#### [Required action]
Omit all pictures, then print the entries exactly.

#### [App and web page records]
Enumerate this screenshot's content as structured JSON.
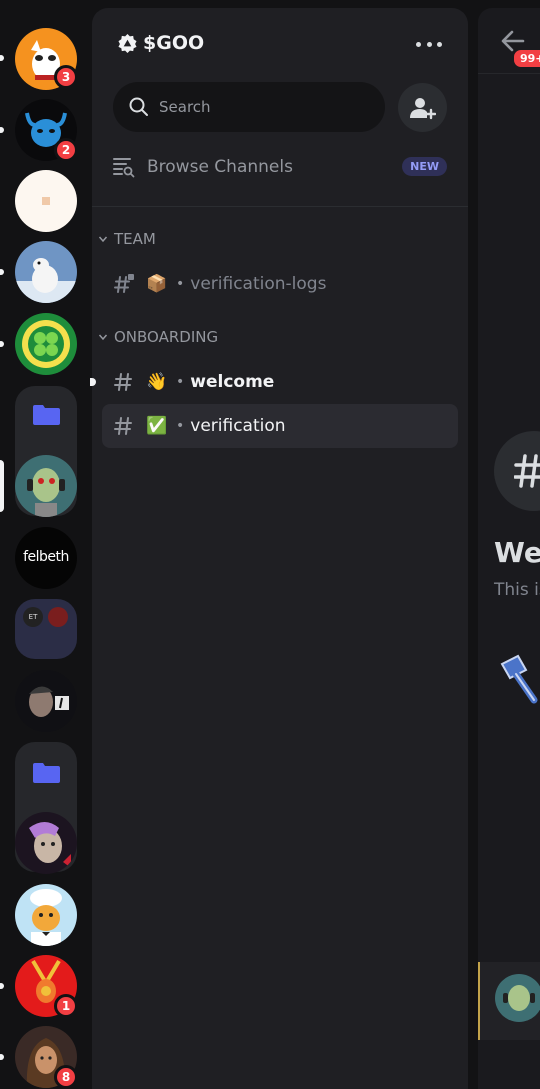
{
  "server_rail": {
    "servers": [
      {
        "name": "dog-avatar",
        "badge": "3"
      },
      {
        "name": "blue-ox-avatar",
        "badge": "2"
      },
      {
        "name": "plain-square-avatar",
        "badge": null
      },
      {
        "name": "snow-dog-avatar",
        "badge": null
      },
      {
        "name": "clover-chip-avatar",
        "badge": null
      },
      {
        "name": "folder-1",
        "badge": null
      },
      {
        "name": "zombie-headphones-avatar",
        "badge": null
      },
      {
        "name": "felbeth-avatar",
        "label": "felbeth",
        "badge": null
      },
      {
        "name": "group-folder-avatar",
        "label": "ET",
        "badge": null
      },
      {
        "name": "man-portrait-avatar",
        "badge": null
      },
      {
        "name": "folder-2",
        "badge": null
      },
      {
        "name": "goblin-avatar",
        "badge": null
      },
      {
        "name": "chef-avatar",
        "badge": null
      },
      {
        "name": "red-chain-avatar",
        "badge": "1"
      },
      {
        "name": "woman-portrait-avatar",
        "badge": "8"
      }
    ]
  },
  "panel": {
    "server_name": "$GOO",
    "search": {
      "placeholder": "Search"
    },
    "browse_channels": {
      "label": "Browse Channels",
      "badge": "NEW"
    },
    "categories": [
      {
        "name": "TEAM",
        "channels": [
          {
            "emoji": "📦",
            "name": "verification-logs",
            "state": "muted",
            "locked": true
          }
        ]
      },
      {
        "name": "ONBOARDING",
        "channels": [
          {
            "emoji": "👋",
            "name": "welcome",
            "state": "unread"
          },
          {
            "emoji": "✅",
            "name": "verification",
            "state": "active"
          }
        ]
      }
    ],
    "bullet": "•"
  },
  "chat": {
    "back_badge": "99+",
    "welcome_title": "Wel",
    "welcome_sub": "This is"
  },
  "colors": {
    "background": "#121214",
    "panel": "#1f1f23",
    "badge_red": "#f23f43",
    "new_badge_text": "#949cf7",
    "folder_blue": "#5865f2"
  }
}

#### [Task response]
Enumerate this screenshot's content as structured JSON.
{
  "server_rail": {
    "servers": [
      {
        "name": "dog-avatar",
        "badge": "3"
      },
      {
        "name": "blue-ox-avatar",
        "badge": "2"
      },
      {
        "name": "plain-square-avatar",
        "badge": null
      },
      {
        "name": "snow-dog-avatar",
        "badge": null
      },
      {
        "name": "clover-chip-avatar",
        "badge": null
      },
      {
        "name": "folder-1",
        "badge": null
      },
      {
        "name": "zombie-headphones-avatar",
        "badge": null
      },
      {
        "name": "felbeth-avatar",
        "label": "felbeth",
        "badge": null
      },
      {
        "name": "group-folder-avatar",
        "label": "ET",
        "badge": null
      },
      {
        "name": "man-portrait-avatar",
        "badge": null
      },
      {
        "name": "folder-2",
        "badge": null
      },
      {
        "name": "goblin-avatar",
        "badge": null
      },
      {
        "name": "chef-avatar",
        "badge": null
      },
      {
        "name": "red-chain-avatar",
        "badge": "1"
      },
      {
        "name": "woman-portrait-avatar",
        "badge": "8"
      }
    ]
  },
  "panel": {
    "server_name": "$GOO",
    "search": {
      "placeholder": "Search"
    },
    "browse_channels": {
      "label": "Browse Channels",
      "badge": "NEW"
    },
    "categories": [
      {
        "name": "TEAM",
        "channels": [
          {
            "emoji": "📦",
            "name": "verification-logs",
            "state": "muted",
            "locked": true
          }
        ]
      },
      {
        "name": "ONBOARDING",
        "channels": [
          {
            "emoji": "👋",
            "name": "welcome",
            "state": "unread"
          },
          {
            "emoji": "✅",
            "name": "verification",
            "state": "active"
          }
        ]
      }
    ],
    "bullet": "•"
  },
  "chat": {
    "back_badge": "99+",
    "welcome_title": "Wel",
    "welcome_sub": "This is"
  },
  "colors": {
    "background": "#121214",
    "panel": "#1f1f23",
    "badge_red": "#f23f43",
    "new_badge_text": "#949cf7",
    "folder_blue": "#5865f2"
  }
}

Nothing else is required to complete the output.